• [EXERCISE]:
Set down each record below precisely, skipping the pictures.
*** INFORMATION ***
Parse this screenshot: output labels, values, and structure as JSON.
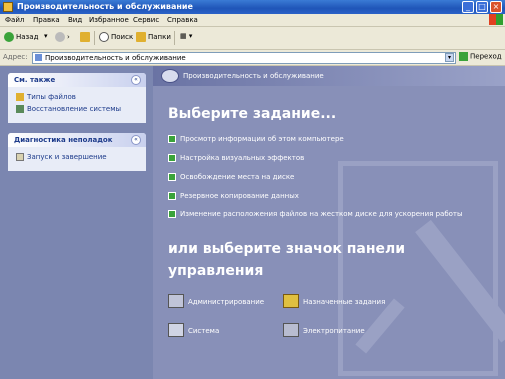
{
  "window": {
    "title": "Производительность и обслуживание",
    "minimize_icon": "_",
    "maximize_icon": "□",
    "close_icon": "×"
  },
  "menu": [
    "Файл",
    "Правка",
    "Вид",
    "Избранное",
    "Сервис",
    "Справка"
  ],
  "toolbar": {
    "back_label": "Назад",
    "back_dropdown": "▾",
    "forward_icon": "›",
    "up_icon": "▲",
    "search_label": "Поиск",
    "folders_label": "Папки",
    "views_label": "▦ ▾"
  },
  "address": {
    "label": "Адрес:",
    "value": "Производительность и обслуживание",
    "dropdown_icon": "▾",
    "go_label": "Переход"
  },
  "sidebar": {
    "see_also": {
      "title": "См. также",
      "chevron": "«",
      "items": [
        "Типы файлов",
        "Восстановление системы"
      ]
    },
    "troubleshoot": {
      "title": "Диагностика неполадок",
      "chevron": "«",
      "items": [
        "Запуск и завершение"
      ]
    }
  },
  "main": {
    "breadcrumb": "Производительность и обслуживание",
    "heading": "Выберите задание...",
    "tasks": [
      "Просмотр информации об этом компьютере",
      "Настройка визуальных эффектов",
      "Освобождение места на диске",
      "Резервное копирование данных",
      "Изменение расположения файлов на жестком диске для ускорения работы"
    ],
    "heading2_line1": "или выберите значок панели",
    "heading2_line2": "управления",
    "control_panel_items": [
      "Администрирование",
      "Назначенные задания",
      "Система",
      "Электропитание"
    ]
  },
  "colors": {
    "titlebar": "#1f55b8",
    "sidebar_bg": "#7b86b0",
    "main_bg": "#8890b8",
    "task_arrow": "#3aa33a"
  }
}
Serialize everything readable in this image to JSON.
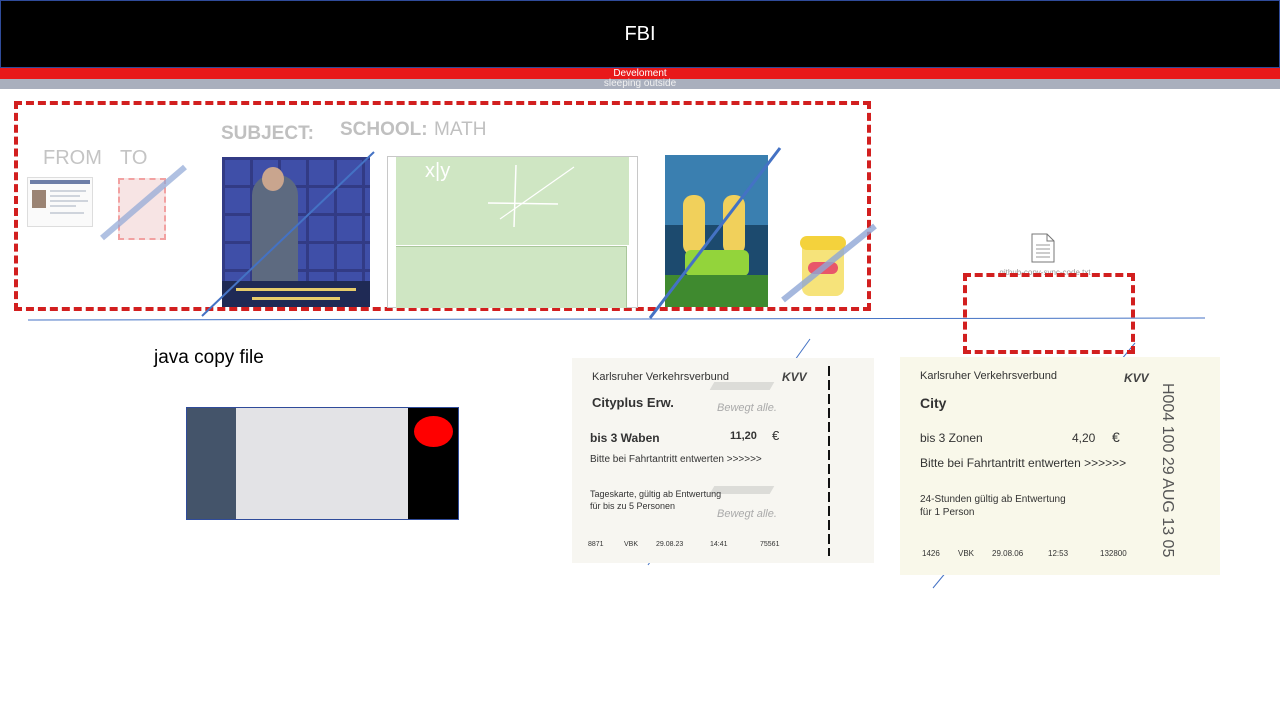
{
  "header": {
    "title": "FBI",
    "red_bar_text": "Develoment",
    "gray_bar_text": "sleeping outside"
  },
  "top_panel": {
    "from_label": "FROM",
    "to_label": "TO",
    "subject_label": "SUBJECT:",
    "school_label": "SCHOOL:",
    "school_value": "MATH",
    "graph_label": "x|y"
  },
  "document": {
    "icon": "document-icon",
    "caption": "github-copy-sync-code.txt"
  },
  "java_label": "java copy file",
  "tickets": [
    {
      "company": "Karlsruher Verkehrsverbund",
      "logo": "KVV",
      "name": "Cityplus Erw.",
      "slogan": "Bewegt alle.",
      "zones": "bis 3 Waben",
      "price": "11,20",
      "currency": "€",
      "validate": "Bitte bei Fahrtantritt entwerten >>>>>>",
      "validity_1": "Tageskarte, gültig ab Entwertung",
      "validity_2": "für bis zu 5 Personen",
      "slogan_2": "Bewegt alle.",
      "footer": [
        "8871",
        "VBK",
        "29.08.23",
        "14:41",
        "75561"
      ]
    },
    {
      "company": "Karlsruher Verkehrsverbund",
      "logo": "KVV",
      "name": "City",
      "zones": "bis 3 Zonen",
      "price": "4,20",
      "currency": "€",
      "validate": "Bitte bei Fahrtantritt entwerten >>>>>>",
      "validity_1": "24-Stunden gültig ab Entwertung",
      "validity_2": "für 1 Person",
      "stamp": "H004 100 29 AUG 13 05",
      "footer": [
        "1426",
        "VBK",
        "29.08.06",
        "12:53",
        "132800"
      ]
    }
  ],
  "colors": {
    "header_bg": "#000000",
    "red_bar": "#e8191a",
    "gray_bar": "#a9afbd",
    "dashed_border": "#d21f1f",
    "strike_line": "#4472c4",
    "widget_left": "#44546a",
    "widget_dot": "#ff0000"
  }
}
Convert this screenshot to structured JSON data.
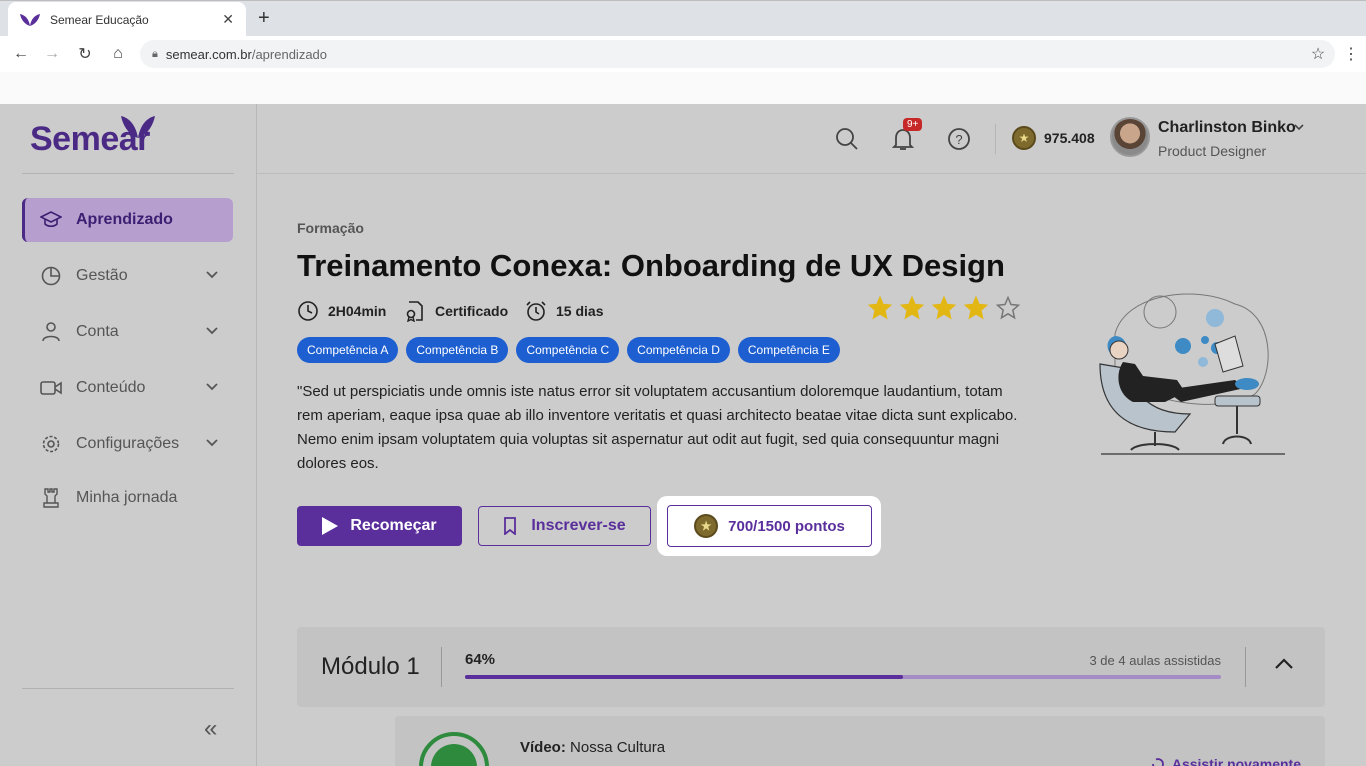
{
  "browser": {
    "tab_title": "Semear Educação",
    "url_host": "semear.com.br",
    "url_path": "/aprendizado"
  },
  "sidebar": {
    "logo": "Semear",
    "items": [
      {
        "label": "Aprendizado",
        "icon": "graduation-cap-icon",
        "active": true
      },
      {
        "label": "Gestão",
        "icon": "pie-chart-icon"
      },
      {
        "label": "Conta",
        "icon": "user-icon"
      },
      {
        "label": "Conteúdo",
        "icon": "video-icon"
      },
      {
        "label": "Configurações",
        "icon": "gear-icon"
      },
      {
        "label": "Minha jornada",
        "icon": "chess-rook-icon"
      }
    ],
    "collapse_glyph": "«"
  },
  "topbar": {
    "notifications_badge": "9+",
    "points": "975.408",
    "user_name": "Charlinston Binko",
    "user_role": "Product Designer"
  },
  "course": {
    "breadcrumb": "Formação",
    "title": "Treinamento Conexa: Onboarding de UX Design",
    "duration": "2H04min",
    "certificate": "Certificado",
    "deadline": "15 dias",
    "rating": 4,
    "rating_max": 5,
    "competencies": [
      "Competência A",
      "Competência B",
      "Competência C",
      "Competência D",
      "Competência E"
    ],
    "description": "\"Sed ut perspiciatis unde omnis iste natus error sit voluptatem accusantium doloremque laudantium, totam rem aperiam, eaque ipsa quae ab illo inventore veritatis et quasi architecto beatae vitae dicta sunt explicabo. Nemo enim ipsam voluptatem quia voluptas sit aspernatur aut odit aut fugit, sed quia consequuntur magni dolores eos.",
    "restart_label": "Recomeçar",
    "subscribe_label": "Inscrever-se",
    "points_label": "700/1500 pontos"
  },
  "module": {
    "title": "Módulo 1",
    "progress_label": "64%",
    "progress": 0.58,
    "lessons_count": "3 de 4 aulas assistidas"
  },
  "lesson": {
    "type": "Vídeo:",
    "name": "Nossa Cultura",
    "rewatch_label": "Assistir novamente"
  },
  "colors": {
    "brand": "#5a2f9c",
    "chip": "#1d5fd0",
    "star": "#e2b714"
  }
}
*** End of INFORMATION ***
• [ANSWER SPACE]:
Parse this screenshot: output labels, values, and structure as JSON.
{
  "window": {
    "title": "Производительность и обслуживание",
    "minimize_icon": "_",
    "maximize_icon": "□",
    "close_icon": "×"
  },
  "menu": [
    "Файл",
    "Правка",
    "Вид",
    "Избранное",
    "Сервис",
    "Справка"
  ],
  "toolbar": {
    "back_label": "Назад",
    "back_dropdown": "▾",
    "forward_icon": "›",
    "up_icon": "▲",
    "search_label": "Поиск",
    "folders_label": "Папки",
    "views_label": "▦ ▾"
  },
  "address": {
    "label": "Адрес:",
    "value": "Производительность и обслуживание",
    "dropdown_icon": "▾",
    "go_label": "Переход"
  },
  "sidebar": {
    "see_also": {
      "title": "См. также",
      "chevron": "«",
      "items": [
        "Типы файлов",
        "Восстановление системы"
      ]
    },
    "troubleshoot": {
      "title": "Диагностика неполадок",
      "chevron": "«",
      "items": [
        "Запуск и завершение"
      ]
    }
  },
  "main": {
    "breadcrumb": "Производительность и обслуживание",
    "heading": "Выберите задание...",
    "tasks": [
      "Просмотр информации об этом компьютере",
      "Настройка визуальных эффектов",
      "Освобождение места на диске",
      "Резервное копирование данных",
      "Изменение расположения файлов на жестком диске для ускорения работы"
    ],
    "heading2_line1": "или выберите значок панели",
    "heading2_line2": "управления",
    "control_panel_items": [
      "Администрирование",
      "Назначенные задания",
      "Система",
      "Электропитание"
    ]
  },
  "colors": {
    "titlebar": "#1f55b8",
    "sidebar_bg": "#7b86b0",
    "main_bg": "#8890b8",
    "task_arrow": "#3aa33a"
  }
}
Serialize everything readable in this image to JSON.
{
  "header": {
    "title": "FBI",
    "red_bar_text": "Develoment",
    "gray_bar_text": "sleeping outside"
  },
  "top_panel": {
    "from_label": "FROM",
    "to_label": "TO",
    "subject_label": "SUBJECT:",
    "school_label": "SCHOOL:",
    "school_value": "MATH",
    "graph_label": "x|y"
  },
  "document": {
    "icon": "document-icon",
    "caption": "github-copy-sync-code.txt"
  },
  "java_label": "java copy file",
  "tickets": [
    {
      "company": "Karlsruher Verkehrsverbund",
      "logo": "KVV",
      "name": "Cityplus Erw.",
      "slogan": "Bewegt alle.",
      "zones": "bis 3 Waben",
      "price": "11,20",
      "currency": "€",
      "validate": "Bitte bei Fahrtantritt entwerten >>>>>>",
      "validity_1": "Tageskarte, gültig ab Entwertung",
      "validity_2": "für bis zu 5 Personen",
      "slogan_2": "Bewegt alle.",
      "footer": [
        "8871",
        "VBK",
        "29.08.23",
        "14:41",
        "75561"
      ]
    },
    {
      "company": "Karlsruher Verkehrsverbund",
      "logo": "KVV",
      "name": "City",
      "zones": "bis 3 Zonen",
      "price": "4,20",
      "currency": "€",
      "validate": "Bitte bei Fahrtantritt entwerten >>>>>>",
      "validity_1": "24-Stunden gültig ab Entwertung",
      "validity_2": "für 1 Person",
      "stamp": "H004 100 29 AUG 13 05",
      "footer": [
        "1426",
        "VBK",
        "29.08.06",
        "12:53",
        "132800"
      ]
    }
  ],
  "colors": {
    "header_bg": "#000000",
    "red_bar": "#e8191a",
    "gray_bar": "#a9afbd",
    "dashed_border": "#d21f1f",
    "strike_line": "#4472c4",
    "widget_left": "#44546a",
    "widget_dot": "#ff0000"
  }
}
Convert this screenshot to structured JSON data.
{
  "browser": {
    "tab_title": "Semear Educação",
    "url_host": "semear.com.br",
    "url_path": "/aprendizado"
  },
  "sidebar": {
    "logo": "Semear",
    "items": [
      {
        "label": "Aprendizado",
        "icon": "graduation-cap-icon",
        "active": true
      },
      {
        "label": "Gestão",
        "icon": "pie-chart-icon"
      },
      {
        "label": "Conta",
        "icon": "user-icon"
      },
      {
        "label": "Conteúdo",
        "icon": "video-icon"
      },
      {
        "label": "Configurações",
        "icon": "gear-icon"
      },
      {
        "label": "Minha jornada",
        "icon": "chess-rook-icon"
      }
    ],
    "collapse_glyph": "«"
  },
  "topbar": {
    "notifications_badge": "9+",
    "points": "975.408",
    "user_name": "Charlinston Binko",
    "user_role": "Product Designer"
  },
  "course": {
    "breadcrumb": "Formação",
    "title": "Treinamento Conexa: Onboarding de UX Design",
    "duration": "2H04min",
    "certificate": "Certificado",
    "deadline": "15 dias",
    "rating": 4,
    "rating_max": 5,
    "competencies": [
      "Competência A",
      "Competência B",
      "Competência C",
      "Competência D",
      "Competência E"
    ],
    "description": "\"Sed ut perspiciatis unde omnis iste natus error sit voluptatem accusantium doloremque laudantium, totam rem aperiam, eaque ipsa quae ab illo inventore veritatis et quasi architecto beatae vitae dicta sunt explicabo. Nemo enim ipsam voluptatem quia voluptas sit aspernatur aut odit aut fugit, sed quia consequuntur magni dolores eos.",
    "restart_label": "Recomeçar",
    "subscribe_label": "Inscrever-se",
    "points_label": "700/1500 pontos"
  },
  "module": {
    "title": "Módulo 1",
    "progress_label": "64%",
    "progress": 0.58,
    "lessons_count": "3 de 4 aulas assistidas"
  },
  "lesson": {
    "type": "Vídeo:",
    "name": "Nossa Cultura",
    "rewatch_label": "Assistir novamente"
  },
  "colors": {
    "brand": "#5a2f9c",
    "chip": "#1d5fd0",
    "star": "#e2b714"
  }
}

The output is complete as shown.